Report every line below that has the string "JSON" in it.

Excerpts from a dataset:

________________________

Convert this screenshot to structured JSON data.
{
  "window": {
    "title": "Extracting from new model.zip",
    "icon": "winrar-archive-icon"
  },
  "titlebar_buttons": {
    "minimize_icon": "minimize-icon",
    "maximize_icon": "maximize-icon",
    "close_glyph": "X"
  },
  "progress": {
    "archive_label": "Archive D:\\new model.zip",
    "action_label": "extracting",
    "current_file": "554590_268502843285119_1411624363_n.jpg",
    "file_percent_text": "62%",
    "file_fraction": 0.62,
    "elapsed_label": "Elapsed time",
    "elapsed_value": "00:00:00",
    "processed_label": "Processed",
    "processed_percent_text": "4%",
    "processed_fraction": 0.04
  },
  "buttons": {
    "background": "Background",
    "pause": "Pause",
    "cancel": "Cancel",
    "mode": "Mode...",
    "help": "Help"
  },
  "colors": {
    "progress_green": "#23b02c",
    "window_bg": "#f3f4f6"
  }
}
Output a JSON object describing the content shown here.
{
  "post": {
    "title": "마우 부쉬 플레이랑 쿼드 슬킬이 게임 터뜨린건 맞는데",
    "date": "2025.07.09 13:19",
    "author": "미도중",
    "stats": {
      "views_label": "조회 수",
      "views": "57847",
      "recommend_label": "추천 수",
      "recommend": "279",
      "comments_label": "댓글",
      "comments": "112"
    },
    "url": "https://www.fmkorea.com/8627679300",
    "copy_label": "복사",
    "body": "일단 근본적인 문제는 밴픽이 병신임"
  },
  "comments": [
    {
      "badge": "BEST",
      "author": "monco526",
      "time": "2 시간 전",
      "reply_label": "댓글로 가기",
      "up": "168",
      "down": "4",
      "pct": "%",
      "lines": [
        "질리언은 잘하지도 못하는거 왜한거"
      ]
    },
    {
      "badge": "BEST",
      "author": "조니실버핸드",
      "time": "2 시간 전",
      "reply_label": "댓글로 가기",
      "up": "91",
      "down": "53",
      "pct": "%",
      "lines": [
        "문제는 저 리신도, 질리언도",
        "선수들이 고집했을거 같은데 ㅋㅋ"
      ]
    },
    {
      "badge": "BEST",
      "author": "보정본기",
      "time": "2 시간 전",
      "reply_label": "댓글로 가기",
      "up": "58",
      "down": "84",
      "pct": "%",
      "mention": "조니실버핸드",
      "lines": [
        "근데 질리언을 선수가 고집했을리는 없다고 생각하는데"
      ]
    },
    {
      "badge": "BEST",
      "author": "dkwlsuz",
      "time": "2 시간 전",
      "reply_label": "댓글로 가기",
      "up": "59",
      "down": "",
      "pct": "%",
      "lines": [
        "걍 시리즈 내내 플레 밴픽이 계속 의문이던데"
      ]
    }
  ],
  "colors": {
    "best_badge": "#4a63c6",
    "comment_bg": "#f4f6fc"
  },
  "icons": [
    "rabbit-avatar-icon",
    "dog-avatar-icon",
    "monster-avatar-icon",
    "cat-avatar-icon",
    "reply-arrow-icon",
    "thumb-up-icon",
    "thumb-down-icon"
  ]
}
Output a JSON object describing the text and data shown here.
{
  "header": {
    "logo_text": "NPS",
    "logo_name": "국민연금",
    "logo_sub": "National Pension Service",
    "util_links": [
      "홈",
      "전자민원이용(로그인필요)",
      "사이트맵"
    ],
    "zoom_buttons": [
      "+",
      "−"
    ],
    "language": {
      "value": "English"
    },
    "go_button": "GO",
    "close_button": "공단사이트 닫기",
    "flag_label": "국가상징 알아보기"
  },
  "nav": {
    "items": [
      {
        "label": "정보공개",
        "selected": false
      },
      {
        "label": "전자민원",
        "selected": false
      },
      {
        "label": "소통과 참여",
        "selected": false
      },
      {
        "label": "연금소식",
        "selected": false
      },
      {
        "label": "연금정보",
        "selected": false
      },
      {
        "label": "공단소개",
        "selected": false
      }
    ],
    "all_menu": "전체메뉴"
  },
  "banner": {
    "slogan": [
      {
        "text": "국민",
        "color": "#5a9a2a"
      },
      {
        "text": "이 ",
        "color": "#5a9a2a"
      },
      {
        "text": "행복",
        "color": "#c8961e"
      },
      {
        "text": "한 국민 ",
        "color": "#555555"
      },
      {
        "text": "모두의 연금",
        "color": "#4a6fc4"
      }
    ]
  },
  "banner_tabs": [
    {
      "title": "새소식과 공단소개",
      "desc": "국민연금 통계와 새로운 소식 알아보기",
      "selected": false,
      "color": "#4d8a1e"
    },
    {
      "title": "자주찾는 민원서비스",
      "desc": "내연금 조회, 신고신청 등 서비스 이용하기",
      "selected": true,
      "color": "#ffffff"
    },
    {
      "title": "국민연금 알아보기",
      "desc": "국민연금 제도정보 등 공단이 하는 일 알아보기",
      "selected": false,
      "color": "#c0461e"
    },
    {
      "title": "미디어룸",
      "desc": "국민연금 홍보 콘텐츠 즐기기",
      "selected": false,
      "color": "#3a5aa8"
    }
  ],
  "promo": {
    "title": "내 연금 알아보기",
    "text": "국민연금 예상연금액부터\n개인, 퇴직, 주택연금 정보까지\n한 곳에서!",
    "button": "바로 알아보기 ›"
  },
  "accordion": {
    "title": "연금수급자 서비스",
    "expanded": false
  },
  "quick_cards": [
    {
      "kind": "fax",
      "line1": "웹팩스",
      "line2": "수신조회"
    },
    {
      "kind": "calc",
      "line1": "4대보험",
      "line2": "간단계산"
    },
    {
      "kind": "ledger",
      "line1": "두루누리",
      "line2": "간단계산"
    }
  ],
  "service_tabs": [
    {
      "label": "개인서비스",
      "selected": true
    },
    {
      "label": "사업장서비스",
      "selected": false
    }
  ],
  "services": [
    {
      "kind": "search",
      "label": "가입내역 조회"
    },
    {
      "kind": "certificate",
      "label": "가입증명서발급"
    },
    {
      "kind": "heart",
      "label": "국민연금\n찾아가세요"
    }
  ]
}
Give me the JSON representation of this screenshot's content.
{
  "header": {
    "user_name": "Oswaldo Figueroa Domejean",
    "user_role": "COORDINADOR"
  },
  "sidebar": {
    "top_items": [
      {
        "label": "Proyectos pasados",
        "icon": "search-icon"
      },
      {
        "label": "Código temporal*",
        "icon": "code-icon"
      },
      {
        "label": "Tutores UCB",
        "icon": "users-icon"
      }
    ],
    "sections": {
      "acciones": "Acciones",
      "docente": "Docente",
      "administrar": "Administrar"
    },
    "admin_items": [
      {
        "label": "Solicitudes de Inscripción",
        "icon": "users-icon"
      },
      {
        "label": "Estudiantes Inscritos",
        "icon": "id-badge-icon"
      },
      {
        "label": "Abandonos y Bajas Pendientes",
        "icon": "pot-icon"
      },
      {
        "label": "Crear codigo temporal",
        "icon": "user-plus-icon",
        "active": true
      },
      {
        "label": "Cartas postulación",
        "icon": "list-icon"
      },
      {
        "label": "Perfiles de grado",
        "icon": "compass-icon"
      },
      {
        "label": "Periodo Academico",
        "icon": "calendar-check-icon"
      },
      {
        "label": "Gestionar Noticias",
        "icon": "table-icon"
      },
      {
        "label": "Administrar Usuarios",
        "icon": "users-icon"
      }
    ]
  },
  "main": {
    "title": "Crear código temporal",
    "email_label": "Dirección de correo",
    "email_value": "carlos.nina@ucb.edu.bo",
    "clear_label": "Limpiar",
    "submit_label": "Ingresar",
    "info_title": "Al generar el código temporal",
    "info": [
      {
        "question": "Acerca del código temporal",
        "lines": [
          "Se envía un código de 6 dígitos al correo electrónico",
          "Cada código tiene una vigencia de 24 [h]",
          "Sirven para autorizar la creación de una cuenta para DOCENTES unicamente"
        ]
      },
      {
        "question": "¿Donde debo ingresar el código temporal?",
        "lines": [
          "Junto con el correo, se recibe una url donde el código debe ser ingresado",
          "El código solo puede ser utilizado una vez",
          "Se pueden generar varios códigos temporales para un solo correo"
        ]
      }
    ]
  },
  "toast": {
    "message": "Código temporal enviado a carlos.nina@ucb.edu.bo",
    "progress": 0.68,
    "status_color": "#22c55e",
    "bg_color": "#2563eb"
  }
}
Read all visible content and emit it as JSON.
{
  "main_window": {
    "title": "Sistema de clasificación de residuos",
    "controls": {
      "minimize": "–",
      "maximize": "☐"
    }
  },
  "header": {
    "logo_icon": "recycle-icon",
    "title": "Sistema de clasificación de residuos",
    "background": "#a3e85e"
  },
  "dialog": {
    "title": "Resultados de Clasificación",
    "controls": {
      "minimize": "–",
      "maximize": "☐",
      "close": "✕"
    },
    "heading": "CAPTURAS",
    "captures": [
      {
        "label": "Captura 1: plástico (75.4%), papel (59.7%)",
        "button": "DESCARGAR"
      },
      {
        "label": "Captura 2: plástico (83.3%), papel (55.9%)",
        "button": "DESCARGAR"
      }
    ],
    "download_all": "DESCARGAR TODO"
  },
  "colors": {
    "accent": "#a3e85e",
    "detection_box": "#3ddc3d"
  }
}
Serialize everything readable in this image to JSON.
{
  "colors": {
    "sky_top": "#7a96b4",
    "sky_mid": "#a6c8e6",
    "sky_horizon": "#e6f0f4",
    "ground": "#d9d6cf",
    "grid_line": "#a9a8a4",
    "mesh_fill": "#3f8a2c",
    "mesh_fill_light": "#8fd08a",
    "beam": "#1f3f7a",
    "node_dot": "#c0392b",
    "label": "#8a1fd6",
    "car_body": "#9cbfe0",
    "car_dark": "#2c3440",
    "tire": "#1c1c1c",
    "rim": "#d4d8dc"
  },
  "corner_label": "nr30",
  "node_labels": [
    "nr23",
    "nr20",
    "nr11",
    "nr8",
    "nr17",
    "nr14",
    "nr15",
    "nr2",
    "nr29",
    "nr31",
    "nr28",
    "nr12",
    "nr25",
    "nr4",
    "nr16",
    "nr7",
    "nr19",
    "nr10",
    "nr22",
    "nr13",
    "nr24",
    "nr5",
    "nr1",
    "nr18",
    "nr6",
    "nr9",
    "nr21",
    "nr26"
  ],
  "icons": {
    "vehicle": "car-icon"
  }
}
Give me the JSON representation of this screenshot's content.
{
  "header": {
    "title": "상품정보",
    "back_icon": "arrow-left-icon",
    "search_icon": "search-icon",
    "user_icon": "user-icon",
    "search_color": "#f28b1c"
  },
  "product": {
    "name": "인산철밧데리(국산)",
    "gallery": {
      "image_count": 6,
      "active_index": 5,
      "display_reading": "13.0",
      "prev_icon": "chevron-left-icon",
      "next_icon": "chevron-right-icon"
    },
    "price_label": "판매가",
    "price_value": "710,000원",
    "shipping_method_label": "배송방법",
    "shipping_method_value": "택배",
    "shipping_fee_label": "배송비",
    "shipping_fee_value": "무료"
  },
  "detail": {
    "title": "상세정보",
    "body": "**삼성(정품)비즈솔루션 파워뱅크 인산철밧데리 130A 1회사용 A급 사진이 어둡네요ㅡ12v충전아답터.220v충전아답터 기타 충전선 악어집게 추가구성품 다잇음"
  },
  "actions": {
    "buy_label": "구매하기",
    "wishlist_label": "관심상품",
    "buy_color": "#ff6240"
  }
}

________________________

■ RESULT FOR THIS EXERCISE:
Convert this screenshot to structured JSON data.
Output a JSON object describing the content shown here.
Output a JSON object describing the text and data shown here.
Give me the JSON representation of this screenshot's content.
Read all visible content and emit it as JSON.
Serialize everything readable in this image to JSON.
Give me the JSON representation of this screenshot's content.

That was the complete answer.